    It’s true that if Chesapeake Energy’s south side plan is approved by the city of Fort Worth, we will no longer have a gas well near the stadium, but the proposed well didn’t disappear. In fact, it mysteriously multiplied.

    Opposition from the influential TCU community put politicians under pressure and brought lots of unwanted attention to the reality of urban drilling in the city.

    The pressure made it difficult for Chesapeake to proceed with its plans to put in a production well and run pipelines through residents’ yards via imminent domain as the gas industry giant, through its subsidiaries, has already done to less-fortunate people all over the city.

    Average people, myself included, have been robbed of peace of mind and unless you are wealthy, no one seems to care.

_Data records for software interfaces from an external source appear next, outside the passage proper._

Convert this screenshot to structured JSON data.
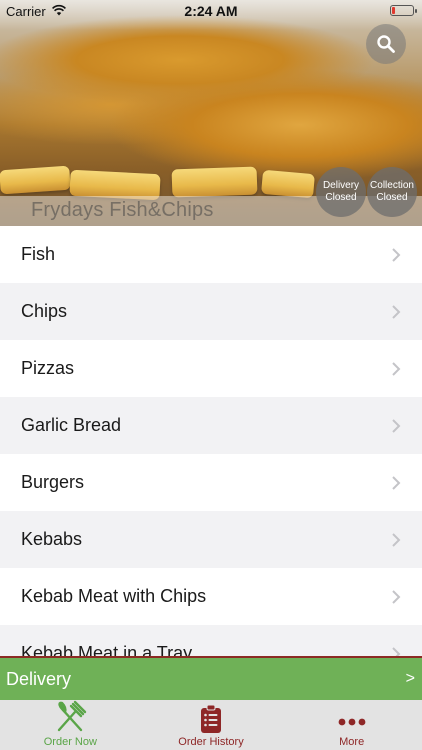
{
  "status_bar": {
    "carrier": "Carrier",
    "time": "2:24 AM"
  },
  "header": {
    "shop_name": "Frydays Fish&Chips",
    "search_icon": "search-icon",
    "delivery_status": {
      "line1": "Delivery",
      "line2": "Closed"
    },
    "collection_status": {
      "line1": "Collection",
      "line2": "Closed"
    }
  },
  "categories": [
    {
      "label": "Fish"
    },
    {
      "label": "Chips"
    },
    {
      "label": "Pizzas"
    },
    {
      "label": "Garlic Bread"
    },
    {
      "label": "Burgers"
    },
    {
      "label": "Kebabs"
    },
    {
      "label": "Kebab Meat with Chips"
    },
    {
      "label": "Kebab Meat in a Tray"
    }
  ],
  "delivery_bar": {
    "label": "Delivery",
    "arrow": ">"
  },
  "tabs": [
    {
      "label": "Order Now",
      "icon": "fork-knife-icon"
    },
    {
      "label": "Order History",
      "icon": "clipboard-icon"
    },
    {
      "label": "More",
      "icon": "more-dots-icon"
    }
  ],
  "colors": {
    "accent_green": "#6fb157",
    "accent_red": "#8e2727",
    "battery_low": "#e0382e"
  }
}
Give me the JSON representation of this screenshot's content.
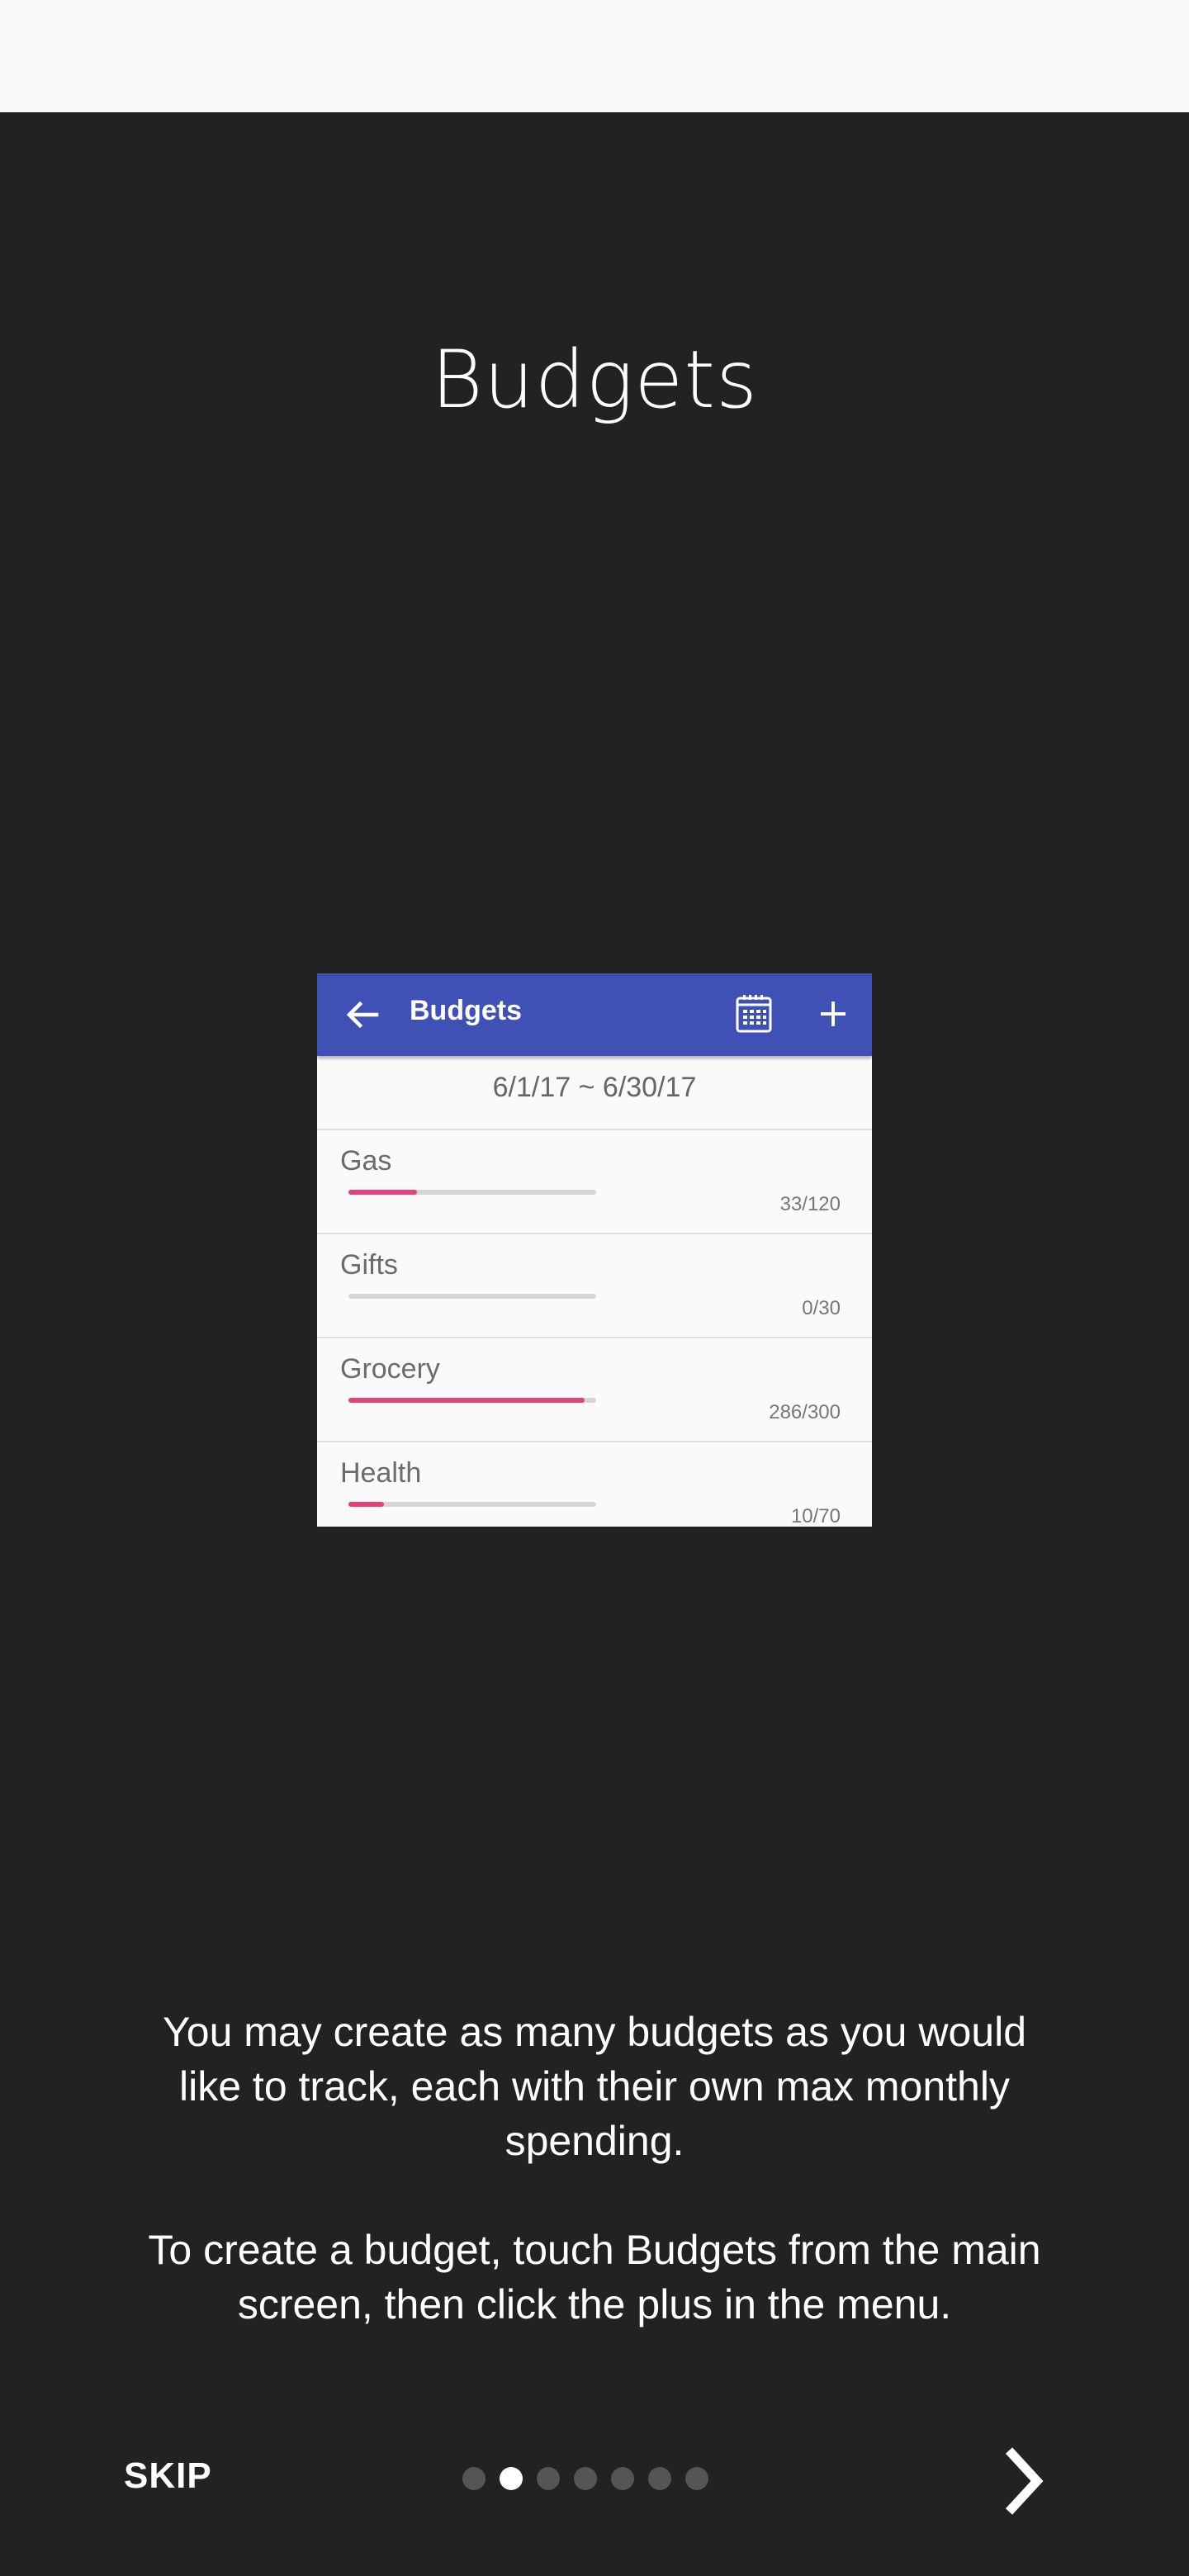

    When XTO Energy moved into my own neighborhood, which is in Fort Worth but outside of Tarrant County, the Railroad Commission of Texas refused to even consider a petition, signed by almost everyone on our street that explained our narrow, winding, country roads with steep embankments were not safe for 18-wheeler traffic. Two SUVs barely fit when traveling in opposite directions, so what is going to happen when a tanker truck meets a school bus? The commission recently approved a site just over 200 feet from my back door and less than 100 feet from my childrens’ playground without flinching.

    But the concerns of the TCU community were heard loud and clear, and faced with a battle Chesapeake couldn’t win, the company moved the proposed sites to areas with a higher concentration of immigrants, who may be less likely to protest, and lower-income families. Both of these groups also either can’t vote or in the case of lower-income families, hold less political clout.

    Chesapeake said it will not withdraw its application for the well at TCU unless the city approves the new “Meerkat to Seminary” plan which includes four new sites including some in very close proximity to homes, the Trinity River Trails and school campuses including the Southwestern Baptist Theological Seminary and the Rosemont 6th Grade School on McCart Avenue.

    University and city officials have praised the plan as being incredibly thoughtful and an ideal outcome, but it seems like all we did was take the well and pipeline plans from a wealthy area, multiply them and transplant them into areas that are less affluent.

    Robyn Walton, head of the Colonial Hills Neighborhood Association gas drilling committee, said the City Council had already made it clear they were not going to grant any high-impact permits for well sites within 300 feet of homes, and that there was not really any place on campus that was suitable for drilling that was fit that criteria.

    If this is true, which I certainly hope it is, why is Chesapeake now able to hold the TCU permit as leverage to get the other sites approved?

    I wanted to ask Chesapeake, but they did not immediately return numerous calls for comment.

    They can name the plan after incredibly adorable zoo animals, but the truth about what’s happening here is ugly.